Shefali Balwani is a practising architect and founder principal and director of Architecture BRIO. Born in Mumbai, she studied at the renowned School of Architecture C.E.P.T. in Ahmedabad. She met her partner Robert Verrijt while on an exchange program at the TUDelft in the Netherlands. After graduating, they both practised in Chana Daswatte’s Studio in Sri Lanka to experience and get a closer understanding of the works of Geoffrey Bawa. Together in 2006, they started their practice in Mumbai, looking at alternatives to meet the challenges of our current time by exploring alternative building typologies and methods.
How would you describe the current architecture landscape of India?
A bit stuck in the past. Perhaps still searching for some kind of identity which is not relevant anymore. We need to move past all that and be future ready. That said, there are some young practises that are doing great work with re-generating craft skills and sustainable practises. However this is not in the mainstream which it needs to get into.
How important is it to incorporate sustainability into design?
Extremely. We as an industry consume a huge amount of energy. We can’t rely on depleting resources anymore. Buildings need to be more self-sufficient and resilient to face adversities in the years to come. Being conscious of material consumption, where your material comes from and using efficient building systems that reduce material use, labour and energy to put up should be all part of our building process. And post construction, generating power, recycling waste and harvesting water should all be integral parts of today’s architecture. Only with all this will we reduce our burden as an industry.
Tell us about your projects that are driven by sustainable design.
We incorporate sustainable design principles in all our projects. Of course the extent of it differs from project to project and from client to client as allocation of funds in projects are often a limitation. In a mountain home we are building in Uttarakhand for example, we quarry stone from the site itself and use that as the building block for the house. So in a way the house is made of the earth is sits on. This was just common sense for us because the site is remote and carting up cement, sand gravel from the foothills to the land would have meant a slow 6 hour journey uphill (which would consume energy and time). In a school we build in Saba in Borneo, we’ve used decommissioned shipping containers as the base for the school, thereby recycling and reusing material. The school also generated its own solar power and harvests rainwater and recycles grey water.
Do you think design can help us conserve the environment?
We can definitely coexist in a peaceful way without causing harm to the environment. We have also used the method of Japanese technique of Miyawaki planting in one of our sites where forest are generated very quickly thereby increasing shade and vegetation on sites which maybe have been temporarily disrupted during the construction process. Using passive methods of sustainability such as reducing the requirement for cooling energy such as by planting shade trees, enabling natural ventilation are also ways to reduce the impact of the building. We use floor cooling in buildings where recycled water is run through cooling pipes laid below the floor. This again reduces the air-condition load on the building.

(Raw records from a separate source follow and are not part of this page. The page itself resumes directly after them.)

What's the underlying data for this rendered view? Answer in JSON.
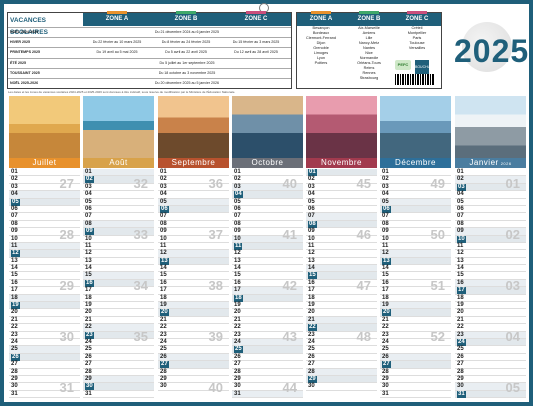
{
  "calendar": {
    "year": "2025",
    "vacations_title": "VACANCES SCOLAIRES",
    "zones": [
      "ZONE A",
      "ZONE B",
      "ZONE C"
    ],
    "zone_colors": [
      "#e8912c",
      "#3fa86a",
      "#c94f7c"
    ],
    "vacation_rows": [
      {
        "label": "NOËL 2024-2025",
        "cells": [
          "Du 21 décembre 2024 au 6 janvier 2025",
          "",
          ""
        ]
      },
      {
        "label": "HIVER 2025",
        "cells": [
          "Du 22 février au 10 mars 2025",
          "Du 8 février au 24 février 2025",
          "Du 15 février au 3 mars 2025"
        ]
      },
      {
        "label": "PRINTEMPS 2025",
        "cells": [
          "Du 19 avril au 5 mai 2025",
          "Du 5 avril au 22 avril 2025",
          "Du 12 avril au 28 avril 2025"
        ]
      },
      {
        "label": "ÉTÉ 2025",
        "cells": [
          "Du 5 juillet au 1er septembre 2025",
          "",
          ""
        ]
      },
      {
        "label": "TOUSSAINT 2025",
        "cells": [
          "Du 18 octobre au 3 novembre 2025",
          "",
          ""
        ]
      },
      {
        "label": "NOËL 2025-2026",
        "cells": [
          "Du 20 décembre 2025 au 5 janvier 2026",
          "",
          ""
        ]
      }
    ],
    "zone_cities": [
      [
        "Besançon",
        "Bordeaux",
        "Clermont-Ferrand",
        "Dijon",
        "Grenoble",
        "Limoges",
        "Lyon",
        "Poitiers"
      ],
      [
        "Aix-Marseille",
        "Amiens",
        "Lille",
        "Nancy-Metz",
        "Nantes",
        "Nice",
        "Normandie",
        "Orléans-Tours",
        "Reims",
        "Rennes",
        "Strasbourg"
      ],
      [
        "Créteil",
        "Montpellier",
        "Paris",
        "Toulouse",
        "Versailles"
      ]
    ],
    "logo_texts": [
      "PEFC",
      "BOUCHUT"
    ],
    "note": "Les dates et les zones de vacances scolaires 2024-2025 et 2025-2026 sont données à titre indicatif, sous réserve de modification par le Ministère de l'Éducation Nationale.",
    "months": [
      {
        "name": "Juillet",
        "color": "#e8912c",
        "photo": "desert",
        "weeks": [
          "27",
          "28",
          "29",
          "30",
          "31"
        ]
      },
      {
        "name": "Août",
        "color": "#d8a24a",
        "photo": "seaarch",
        "weeks": [
          "32",
          "33",
          "34",
          "35"
        ]
      },
      {
        "name": "Septembre",
        "color": "#b8522e",
        "photo": "bagan",
        "weeks": [
          "36",
          "37",
          "38",
          "39",
          "40"
        ]
      },
      {
        "name": "Octobre",
        "color": "#6b6f78",
        "photo": "lake",
        "weeks": [
          "40",
          "41",
          "42",
          "43",
          "44"
        ]
      },
      {
        "name": "Novembre",
        "color": "#a23a4e",
        "photo": "canyon",
        "weeks": [
          "45",
          "46",
          "47",
          "48"
        ]
      },
      {
        "name": "Décembre",
        "color": "#2d6f9a",
        "photo": "coast",
        "weeks": [
          "49",
          "50",
          "51",
          "52"
        ]
      },
      {
        "name": "Janvier",
        "year_suffix": "2026",
        "color": "#4a7da0",
        "photo": "mountain",
        "weeks": [
          "01",
          "02",
          "03",
          "04",
          "05"
        ]
      }
    ]
  }
}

Do your projects have a waste management system build in?
Yes we use a reed-bed system for waste water recycling. Where the plants allow bacteria and fungi to digest the sewage and clean the water.
What would your advice be for young architects?
Look to the past for guidance but to the future for inspiration. Don’t be limited by how it was, the challenges of the past and present are very different, so it is for us to redefine the way we build. Design should no longer be about a statement or a reflection of an ego. We live in a time of collaboration and learning from each other. We are curators of this future. Build humbly and sensibly.
If you had one goal towards sustainability, what would that be?
Adopting a more circular approach to construction practises. Reuse, readapt, refurbish, recycle as much as possible.
Traditional Indian homes were build for conversing energy, are those elements present in the current Indian architecture?
They were definitely built more sensibly and intuitively. Thick stone walls were built for insulation from both heat and cold. Elements like courtyards, verandahs that still exist in todays buildings are essential elements for life in tropical climates and the modulate the level of heat, shade, protection from rain in our buildings.